WHAT THE EXERCISE ASKS: If a line in the entries contains the word "Diameter", list it.

(DATA begins)

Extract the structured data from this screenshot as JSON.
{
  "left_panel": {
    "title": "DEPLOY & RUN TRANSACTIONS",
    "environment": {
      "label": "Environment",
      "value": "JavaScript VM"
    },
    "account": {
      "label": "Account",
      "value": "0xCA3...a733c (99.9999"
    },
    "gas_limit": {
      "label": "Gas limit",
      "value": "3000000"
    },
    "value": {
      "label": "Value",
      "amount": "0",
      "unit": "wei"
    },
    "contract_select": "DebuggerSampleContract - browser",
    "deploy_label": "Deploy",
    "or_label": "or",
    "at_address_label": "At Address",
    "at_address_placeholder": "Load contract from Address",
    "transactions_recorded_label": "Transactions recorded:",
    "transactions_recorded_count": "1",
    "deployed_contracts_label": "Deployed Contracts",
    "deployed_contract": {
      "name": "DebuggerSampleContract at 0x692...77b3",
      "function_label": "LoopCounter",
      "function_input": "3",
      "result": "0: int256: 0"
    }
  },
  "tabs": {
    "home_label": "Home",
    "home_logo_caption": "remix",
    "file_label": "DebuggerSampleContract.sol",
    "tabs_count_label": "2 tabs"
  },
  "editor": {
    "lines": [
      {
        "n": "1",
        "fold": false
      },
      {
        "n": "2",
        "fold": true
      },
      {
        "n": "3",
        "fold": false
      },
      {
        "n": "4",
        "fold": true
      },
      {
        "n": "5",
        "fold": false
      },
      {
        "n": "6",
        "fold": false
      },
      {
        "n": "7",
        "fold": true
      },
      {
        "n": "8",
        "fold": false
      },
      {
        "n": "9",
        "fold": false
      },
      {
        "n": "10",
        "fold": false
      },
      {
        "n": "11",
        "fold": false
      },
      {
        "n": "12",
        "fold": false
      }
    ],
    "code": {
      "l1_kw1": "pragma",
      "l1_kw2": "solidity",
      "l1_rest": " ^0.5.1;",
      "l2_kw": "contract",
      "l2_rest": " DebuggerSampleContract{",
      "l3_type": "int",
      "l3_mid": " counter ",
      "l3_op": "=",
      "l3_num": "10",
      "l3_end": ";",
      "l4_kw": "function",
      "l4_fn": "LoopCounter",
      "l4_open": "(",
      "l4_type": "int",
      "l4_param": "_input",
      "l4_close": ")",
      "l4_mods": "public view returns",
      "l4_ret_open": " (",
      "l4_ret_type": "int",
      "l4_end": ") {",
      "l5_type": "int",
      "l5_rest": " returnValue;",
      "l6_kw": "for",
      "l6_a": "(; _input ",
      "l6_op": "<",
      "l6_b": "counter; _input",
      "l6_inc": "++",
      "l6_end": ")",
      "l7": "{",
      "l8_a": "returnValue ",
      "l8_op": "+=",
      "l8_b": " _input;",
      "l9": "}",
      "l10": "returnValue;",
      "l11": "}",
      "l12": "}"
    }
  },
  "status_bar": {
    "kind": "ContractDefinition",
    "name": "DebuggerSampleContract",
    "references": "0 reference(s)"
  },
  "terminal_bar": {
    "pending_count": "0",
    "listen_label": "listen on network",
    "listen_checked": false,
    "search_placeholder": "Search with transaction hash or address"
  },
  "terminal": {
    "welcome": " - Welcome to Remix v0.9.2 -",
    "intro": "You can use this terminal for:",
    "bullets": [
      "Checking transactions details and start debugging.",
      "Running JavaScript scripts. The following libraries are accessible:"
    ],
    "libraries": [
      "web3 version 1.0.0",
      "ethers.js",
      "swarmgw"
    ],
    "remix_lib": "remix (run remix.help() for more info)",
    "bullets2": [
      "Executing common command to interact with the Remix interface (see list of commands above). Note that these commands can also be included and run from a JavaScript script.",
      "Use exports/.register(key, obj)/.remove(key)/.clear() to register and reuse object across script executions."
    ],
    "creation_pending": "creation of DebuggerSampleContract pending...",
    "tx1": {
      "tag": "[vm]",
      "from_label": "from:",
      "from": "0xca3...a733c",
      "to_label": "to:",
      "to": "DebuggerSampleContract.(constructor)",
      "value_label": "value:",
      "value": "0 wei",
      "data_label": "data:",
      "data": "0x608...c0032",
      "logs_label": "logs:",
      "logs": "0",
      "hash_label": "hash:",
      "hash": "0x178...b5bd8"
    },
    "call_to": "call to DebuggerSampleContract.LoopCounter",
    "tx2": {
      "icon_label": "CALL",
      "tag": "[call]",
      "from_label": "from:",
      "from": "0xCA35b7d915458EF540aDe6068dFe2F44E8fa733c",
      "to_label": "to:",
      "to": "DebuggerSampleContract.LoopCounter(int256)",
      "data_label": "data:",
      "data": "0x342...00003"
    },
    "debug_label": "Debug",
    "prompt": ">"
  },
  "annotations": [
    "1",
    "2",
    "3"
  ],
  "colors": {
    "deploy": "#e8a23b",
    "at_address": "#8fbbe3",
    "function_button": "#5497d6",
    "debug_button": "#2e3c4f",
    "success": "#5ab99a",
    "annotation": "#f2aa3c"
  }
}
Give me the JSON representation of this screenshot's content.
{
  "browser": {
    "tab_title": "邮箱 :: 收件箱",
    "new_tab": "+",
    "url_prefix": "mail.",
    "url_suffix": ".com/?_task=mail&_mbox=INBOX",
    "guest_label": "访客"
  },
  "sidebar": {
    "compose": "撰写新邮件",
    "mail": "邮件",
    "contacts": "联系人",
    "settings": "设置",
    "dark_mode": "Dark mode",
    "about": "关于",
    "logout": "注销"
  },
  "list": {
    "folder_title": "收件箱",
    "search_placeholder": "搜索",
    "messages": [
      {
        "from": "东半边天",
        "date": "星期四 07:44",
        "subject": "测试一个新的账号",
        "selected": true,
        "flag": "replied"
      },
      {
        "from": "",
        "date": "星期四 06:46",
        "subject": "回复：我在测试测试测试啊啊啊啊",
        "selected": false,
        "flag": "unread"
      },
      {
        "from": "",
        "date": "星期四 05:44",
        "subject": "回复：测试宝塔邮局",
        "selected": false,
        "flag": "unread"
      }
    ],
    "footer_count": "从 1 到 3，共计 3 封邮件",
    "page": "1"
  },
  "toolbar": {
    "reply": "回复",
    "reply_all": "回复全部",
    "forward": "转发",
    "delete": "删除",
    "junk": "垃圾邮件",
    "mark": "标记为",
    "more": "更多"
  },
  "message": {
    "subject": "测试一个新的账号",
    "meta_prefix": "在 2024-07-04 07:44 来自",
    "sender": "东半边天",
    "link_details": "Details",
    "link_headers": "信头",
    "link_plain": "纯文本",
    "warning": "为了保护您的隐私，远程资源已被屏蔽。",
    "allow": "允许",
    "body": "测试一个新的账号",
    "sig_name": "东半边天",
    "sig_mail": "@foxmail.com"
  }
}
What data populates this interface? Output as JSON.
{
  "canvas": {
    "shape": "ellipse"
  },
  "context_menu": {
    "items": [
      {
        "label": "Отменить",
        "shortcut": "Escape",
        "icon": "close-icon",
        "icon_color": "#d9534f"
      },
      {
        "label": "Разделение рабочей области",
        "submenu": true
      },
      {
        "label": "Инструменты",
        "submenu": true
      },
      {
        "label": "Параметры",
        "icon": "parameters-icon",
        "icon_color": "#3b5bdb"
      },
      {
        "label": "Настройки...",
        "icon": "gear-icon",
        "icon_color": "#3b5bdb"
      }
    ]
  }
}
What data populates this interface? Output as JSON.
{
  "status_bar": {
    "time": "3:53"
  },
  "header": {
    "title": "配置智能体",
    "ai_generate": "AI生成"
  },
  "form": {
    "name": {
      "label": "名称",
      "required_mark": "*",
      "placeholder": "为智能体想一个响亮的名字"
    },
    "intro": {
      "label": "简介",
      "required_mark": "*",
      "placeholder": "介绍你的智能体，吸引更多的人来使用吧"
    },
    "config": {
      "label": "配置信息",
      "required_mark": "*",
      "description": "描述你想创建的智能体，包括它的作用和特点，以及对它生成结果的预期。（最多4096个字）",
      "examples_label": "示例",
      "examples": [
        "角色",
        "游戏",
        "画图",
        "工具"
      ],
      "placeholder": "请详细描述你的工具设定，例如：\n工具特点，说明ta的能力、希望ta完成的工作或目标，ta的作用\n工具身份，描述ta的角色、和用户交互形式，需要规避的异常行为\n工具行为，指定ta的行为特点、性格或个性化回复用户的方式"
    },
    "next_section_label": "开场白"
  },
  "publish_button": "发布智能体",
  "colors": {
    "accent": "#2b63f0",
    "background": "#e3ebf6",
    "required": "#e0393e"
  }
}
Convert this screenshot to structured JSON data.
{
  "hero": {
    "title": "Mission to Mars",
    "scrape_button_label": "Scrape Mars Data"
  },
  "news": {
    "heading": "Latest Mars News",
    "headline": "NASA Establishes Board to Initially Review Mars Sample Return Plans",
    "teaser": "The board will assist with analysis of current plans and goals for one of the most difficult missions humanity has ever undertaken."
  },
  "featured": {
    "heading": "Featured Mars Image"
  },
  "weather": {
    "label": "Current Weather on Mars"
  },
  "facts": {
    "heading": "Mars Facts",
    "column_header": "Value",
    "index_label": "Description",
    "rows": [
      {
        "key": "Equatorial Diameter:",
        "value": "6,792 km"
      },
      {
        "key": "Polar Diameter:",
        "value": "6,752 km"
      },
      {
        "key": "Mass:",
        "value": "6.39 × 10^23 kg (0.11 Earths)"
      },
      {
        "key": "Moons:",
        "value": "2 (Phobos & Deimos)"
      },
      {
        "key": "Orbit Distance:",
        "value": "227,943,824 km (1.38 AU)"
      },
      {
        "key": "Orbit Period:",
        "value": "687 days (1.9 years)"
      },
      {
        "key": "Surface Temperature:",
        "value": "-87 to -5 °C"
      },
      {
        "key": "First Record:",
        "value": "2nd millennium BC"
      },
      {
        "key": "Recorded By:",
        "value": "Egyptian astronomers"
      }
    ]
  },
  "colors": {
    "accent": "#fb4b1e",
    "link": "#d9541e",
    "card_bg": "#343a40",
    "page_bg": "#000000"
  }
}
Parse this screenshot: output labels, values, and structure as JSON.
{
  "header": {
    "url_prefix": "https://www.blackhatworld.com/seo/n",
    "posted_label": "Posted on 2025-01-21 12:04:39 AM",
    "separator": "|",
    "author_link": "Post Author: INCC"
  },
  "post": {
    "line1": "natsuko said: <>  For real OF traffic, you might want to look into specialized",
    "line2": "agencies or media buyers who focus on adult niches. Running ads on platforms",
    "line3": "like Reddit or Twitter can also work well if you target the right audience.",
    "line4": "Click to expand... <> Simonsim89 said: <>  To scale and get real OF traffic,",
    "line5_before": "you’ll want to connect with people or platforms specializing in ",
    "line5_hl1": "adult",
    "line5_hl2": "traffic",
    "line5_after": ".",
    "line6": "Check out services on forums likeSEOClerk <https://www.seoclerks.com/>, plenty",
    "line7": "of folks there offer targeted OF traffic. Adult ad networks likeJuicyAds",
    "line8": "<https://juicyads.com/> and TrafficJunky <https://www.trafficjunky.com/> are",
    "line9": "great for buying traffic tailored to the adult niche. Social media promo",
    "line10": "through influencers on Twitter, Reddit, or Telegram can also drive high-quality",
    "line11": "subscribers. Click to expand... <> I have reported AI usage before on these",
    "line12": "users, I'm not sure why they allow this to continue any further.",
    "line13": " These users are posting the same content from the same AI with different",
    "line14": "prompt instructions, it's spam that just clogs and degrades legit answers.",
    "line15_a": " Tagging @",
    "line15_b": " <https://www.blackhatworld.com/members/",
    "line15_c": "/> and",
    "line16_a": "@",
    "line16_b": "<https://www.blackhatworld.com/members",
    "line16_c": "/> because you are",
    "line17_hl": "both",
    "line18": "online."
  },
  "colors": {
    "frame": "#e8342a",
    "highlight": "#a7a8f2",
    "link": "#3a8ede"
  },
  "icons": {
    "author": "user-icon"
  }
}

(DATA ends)

REPLY TO THE TASK:
        "key": "Equatorial Diameter:",
        "key": "Polar Diameter:",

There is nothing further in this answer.